(Interface dataset entries)
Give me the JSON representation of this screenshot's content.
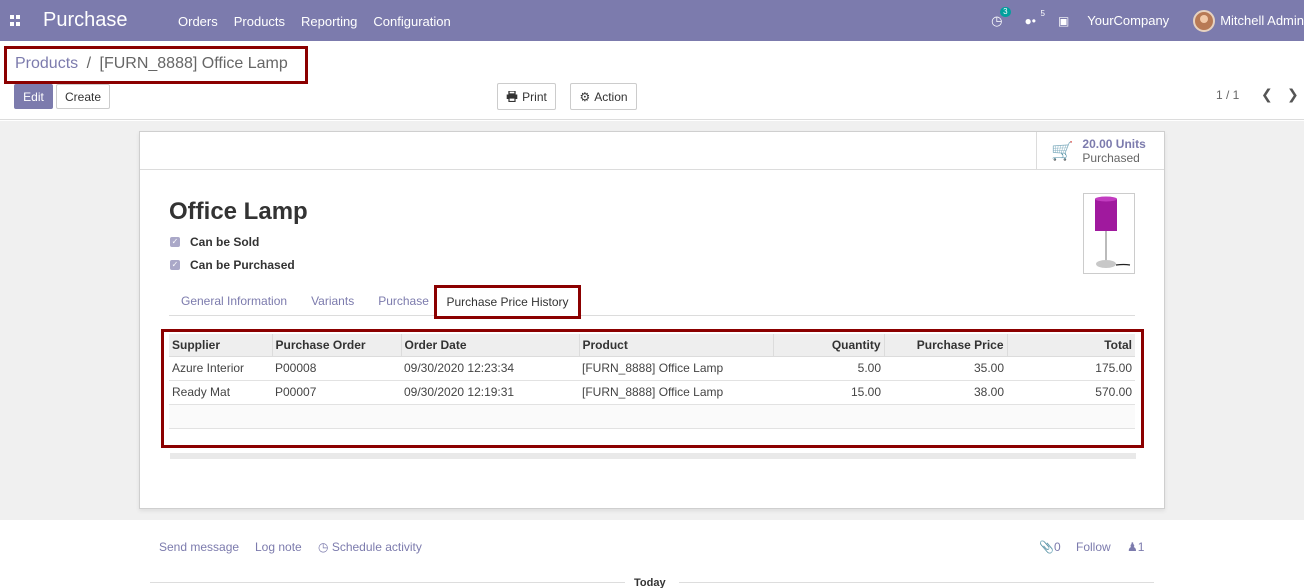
{
  "navbar": {
    "brand": "Purchase",
    "menu": [
      "Orders",
      "Products",
      "Reporting",
      "Configuration"
    ],
    "activity_count": "3",
    "message_count": "5",
    "company": "YourCompany",
    "user": "Mitchell Admin"
  },
  "breadcrumb": {
    "parent": "Products",
    "separator": "/",
    "current": "[FURN_8888] Office Lamp"
  },
  "toolbar": {
    "edit_label": "Edit",
    "create_label": "Create",
    "print_label": "Print",
    "action_label": "Action",
    "pager": "1 / 1"
  },
  "stat_button": {
    "value": "20.00 Units",
    "label": "Purchased"
  },
  "product": {
    "name": "Office Lamp",
    "can_be_sold_label": "Can be Sold",
    "can_be_purchased_label": "Can be Purchased"
  },
  "tabs": [
    "General Information",
    "Variants",
    "Purchase",
    "Purchase Price History"
  ],
  "table": {
    "columns": [
      "Supplier",
      "Purchase Order",
      "Order Date",
      "Product",
      "Quantity",
      "Purchase Price",
      "Total"
    ],
    "rows": [
      [
        "Azure Interior",
        "P00008",
        "09/30/2020 12:23:34",
        "[FURN_8888] Office Lamp",
        "5.00",
        "35.00",
        "175.00"
      ],
      [
        "Ready Mat",
        "P00007",
        "09/30/2020 12:19:31",
        "[FURN_8888] Office Lamp",
        "15.00",
        "38.00",
        "570.00"
      ]
    ]
  },
  "chatter": {
    "send_message": "Send message",
    "log_note": "Log note",
    "schedule_activity": "Schedule activity",
    "attachments": "0",
    "follow": "Follow",
    "followers": "1",
    "today": "Today"
  },
  "colors": {
    "brand": "#7c7bad",
    "highlight": "#8b0000"
  }
}
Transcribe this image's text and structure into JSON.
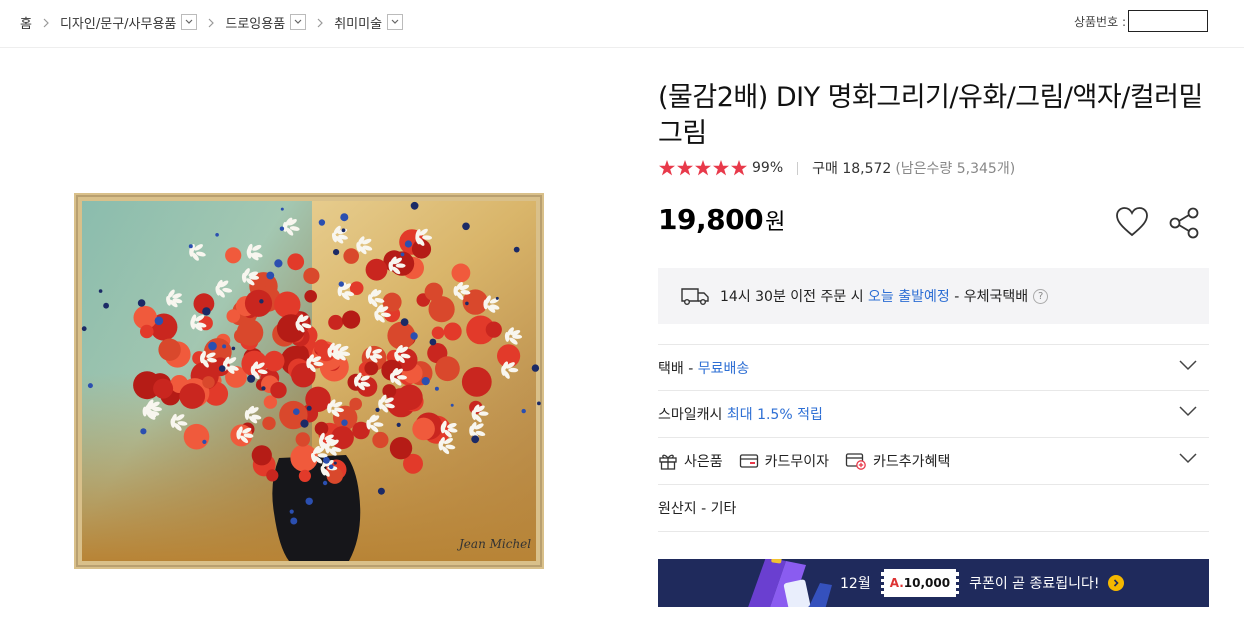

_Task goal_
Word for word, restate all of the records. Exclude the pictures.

_Solution for this problem_
Give me the JSON representation of this screenshot's content.
{
  "navbar": {
    "brand": "Purchase",
    "menu": [
      "Orders",
      "Products",
      "Reporting",
      "Configuration"
    ],
    "activity_count": "3",
    "message_count": "5",
    "company": "YourCompany",
    "user": "Mitchell Admin"
  },
  "breadcrumb": {
    "parent": "Products",
    "separator": "/",
    "current": "[FURN_8888] Office Lamp"
  },
  "toolbar": {
    "edit_label": "Edit",
    "create_label": "Create",
    "print_label": "Print",
    "action_label": "Action",
    "pager": "1 / 1"
  },
  "stat_button": {
    "value": "20.00 Units",
    "label": "Purchased"
  },
  "product": {
    "name": "Office Lamp",
    "can_be_sold_label": "Can be Sold",
    "can_be_purchased_label": "Can be Purchased"
  },
  "tabs": [
    "General Information",
    "Variants",
    "Purchase",
    "Purchase Price History"
  ],
  "table": {
    "columns": [
      "Supplier",
      "Purchase Order",
      "Order Date",
      "Product",
      "Quantity",
      "Purchase Price",
      "Total"
    ],
    "rows": [
      [
        "Azure Interior",
        "P00008",
        "09/30/2020 12:23:34",
        "[FURN_8888] Office Lamp",
        "5.00",
        "35.00",
        "175.00"
      ],
      [
        "Ready Mat",
        "P00007",
        "09/30/2020 12:19:31",
        "[FURN_8888] Office Lamp",
        "15.00",
        "38.00",
        "570.00"
      ]
    ]
  },
  "chatter": {
    "send_message": "Send message",
    "log_note": "Log note",
    "schedule_activity": "Schedule activity",
    "attachments": "0",
    "follow": "Follow",
    "followers": "1",
    "today": "Today"
  },
  "colors": {
    "brand": "#7c7bad",
    "highlight": "#8b0000"
  }
}
Transcribe this image's text and structure into JSON.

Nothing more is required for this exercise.